Spring Ahead, Fall Behind
November 9, 2015 Timothy Prickett Morgan
Many of us have been in this community for a long time, and whether or not we mean to, some of us still call our platform the AS/400, or “the four hundred,” or even the iSeries because old habits die hard. Call it what you will, but this is still a community, and it is one that we are members of and, for the most part, one we are all proud to be members. I, for one, wish that we had a better sense of the breadth and depth of this community, something a bit more than just the results of surveys and straw polls.
I have lamented this recently in a call for you to take the survey that we are co-sponsoring with HelpSystems and PowerWire.eu, which many of you did and for which I am thankful. A publication is only as good as the insight it can bring to bear from as many sources as we can accumulate.
Which brings me to my next, and perhaps more important, point. The world is different, and we are not as good at telling the story of the IBM i platform as we used to be, and I think this is a big problem. As a professional storyteller of sorts, I know a little bit about what I am talking about here, and to be quite blunt, I miss the interaction I used to have with many of you, directly, about what you are doing, what you are not doing, and why. I miss telling your stories, and I want to start doing that again, and I am going to need your help.
As I explained two weeks ago, I used to have access to wonderful and rich databases about the datacenters and data closets of the world, and could do all kind of demographic analysis on the AS/400 installed base, and more importantly, target specific industries for analysis to find out common threads and different strategies between customers in certain segments of the economy, around the globe. I was a cub reporter back then, with little experience in both computing and business, and the countless hours that VPDPs and IT managers and CIOs spent with me, telling me the story their company–to see the evolution of their systems and the applications that run on them–was a kind of education that you can’t get any other way. And there is no better education.
So here is the problem. Or rather, the set of problems. First, everybody is crazy busy these days and, two, no one answers their phones any more if you can get their phone number. Every month–The Four Hundred was a monthly paper newsletter back in the day–I did a different segment of the economy, and found out fascinating things about how customers ran their AS/400 shops and the kinds of things they wanted to see in the platform. Times have indeed changed, as daylight savings time reminds me, and in this respect, not for the better. I used to slow down and learn, so you could learn through me. But everybody has a PR gatekeeper these days, in a way that they did not in the past, and the Internet makes everything move at a torrential pace instead of a measured one, and I think this is neither desirable and healthy. Maybe you are the Internet’s bitch like I am, too, and you feel a similar frustration. If so, let’s have a beer sometime. All of us at the 125,000 companies still using an IBM i box, if it takes that. (I will start brewing in larger volumes. . . .)

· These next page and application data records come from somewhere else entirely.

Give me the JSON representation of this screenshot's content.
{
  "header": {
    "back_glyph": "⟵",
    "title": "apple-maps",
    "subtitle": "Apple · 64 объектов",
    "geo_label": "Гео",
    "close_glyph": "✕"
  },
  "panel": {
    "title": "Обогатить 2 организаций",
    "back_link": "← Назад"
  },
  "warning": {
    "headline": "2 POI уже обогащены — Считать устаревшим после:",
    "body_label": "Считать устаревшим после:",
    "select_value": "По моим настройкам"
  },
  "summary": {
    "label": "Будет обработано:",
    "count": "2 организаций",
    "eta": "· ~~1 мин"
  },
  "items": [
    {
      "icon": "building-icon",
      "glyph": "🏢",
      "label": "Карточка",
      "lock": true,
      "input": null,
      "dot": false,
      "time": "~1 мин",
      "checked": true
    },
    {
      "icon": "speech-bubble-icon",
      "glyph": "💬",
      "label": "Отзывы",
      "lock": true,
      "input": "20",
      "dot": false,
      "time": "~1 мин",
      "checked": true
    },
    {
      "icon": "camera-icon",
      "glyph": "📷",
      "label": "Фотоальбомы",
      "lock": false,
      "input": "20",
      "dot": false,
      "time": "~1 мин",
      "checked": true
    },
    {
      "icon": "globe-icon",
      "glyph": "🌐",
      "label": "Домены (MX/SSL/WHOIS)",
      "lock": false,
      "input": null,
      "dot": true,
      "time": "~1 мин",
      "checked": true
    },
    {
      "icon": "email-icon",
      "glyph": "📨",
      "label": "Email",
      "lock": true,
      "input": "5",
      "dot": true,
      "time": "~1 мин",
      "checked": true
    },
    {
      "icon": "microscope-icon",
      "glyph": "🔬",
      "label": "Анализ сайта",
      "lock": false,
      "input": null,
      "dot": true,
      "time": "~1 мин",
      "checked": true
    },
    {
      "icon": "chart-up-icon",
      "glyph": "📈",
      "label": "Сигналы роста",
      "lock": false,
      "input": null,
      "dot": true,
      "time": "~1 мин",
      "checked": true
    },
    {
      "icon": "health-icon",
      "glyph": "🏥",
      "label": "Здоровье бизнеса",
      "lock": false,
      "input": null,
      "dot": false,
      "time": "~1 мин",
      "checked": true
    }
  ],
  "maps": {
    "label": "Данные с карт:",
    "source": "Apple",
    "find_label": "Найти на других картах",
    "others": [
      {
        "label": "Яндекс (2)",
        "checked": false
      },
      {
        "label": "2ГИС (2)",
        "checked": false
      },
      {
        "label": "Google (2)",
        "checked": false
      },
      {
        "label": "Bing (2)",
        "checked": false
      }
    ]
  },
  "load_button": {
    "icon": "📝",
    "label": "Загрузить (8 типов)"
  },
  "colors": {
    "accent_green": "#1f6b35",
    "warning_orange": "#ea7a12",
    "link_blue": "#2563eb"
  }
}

There are two things that you may have forgotten, so I will remind you of them.
The first is that your story, at your company, is important to us, to all of us, and that others need to hear your stories to help maintain the community. People don’t get to COMMON or other local user groups like they used to, and even when they do, they are a bit frantic. (I know I usually am.) The other thing that is important is that we, here at IT Jungle need to tell your stories. Not just because of the decreasing amount of information available from IBM about what is going on in the Power Systems-IBM i base, but because we are storytellers.
You got into your career (or jobs, depending on your attitude) because you wanted to create applications or manage systems, or both, and you take pride in your work. We became writers because we believe that reasonably intelligent people (none of us are rocket scientists, mind you) can add value as curators of information and providers of a narrative arc that makes such information better and more fun. I took the job as the first editor of The Four Hundred back in the summer of 1989 because I was starving, no question about it, but I stayed at this for 26 years (so far) because I felt that I was adding value. That is why Alex, Dan, Jen, Ted, Mike, and others who contribute to IT Jungle still do it. We could do other things, but we are part of this community and this is what we do. Well, up to the point where we are not, which we hope is still many years hence, as it has seemed to be for the past 15 years.
In case you haven’t noticed, just like you face an uphill battle against the onslaught of Windows Server and Linux and the cloud at your datacenter or data closet, we face the insatiable neediness of the Internet and the need to get people’s attention during times when it is harder than ever to do so. So I am ripping a page out of the old TFH playbook and getting us back closer to our roots. I am tired of springing ahead and falling behind, as it were.
We want to tell stories–your stories–about how you have been an IBM midrange customer and why you continue to be. And we need your help to do so. We need you to reach out and contact us when we ask you to, and do an interview. This will be more time consuming than taking a survey, but it will be more valuable and I promise we will make it fun. I have never given a boring interview, and I am not about to start now. But we need to talk. Anonymously if need be, that’s fine. We want the truth, and in detail. This is what matters. I will carve out a special notice in our newsletters to tell you about topics as they change.
So, let’s pick our first topic. I want to talk to companies that have upgraded to Power8 machines or bought new ones. I want to understand the business factors that drove these decisions, and the obstacles facing such an upgrade. You can reach me through the Contact Us button at the top of this web page.
Let’s have some fun.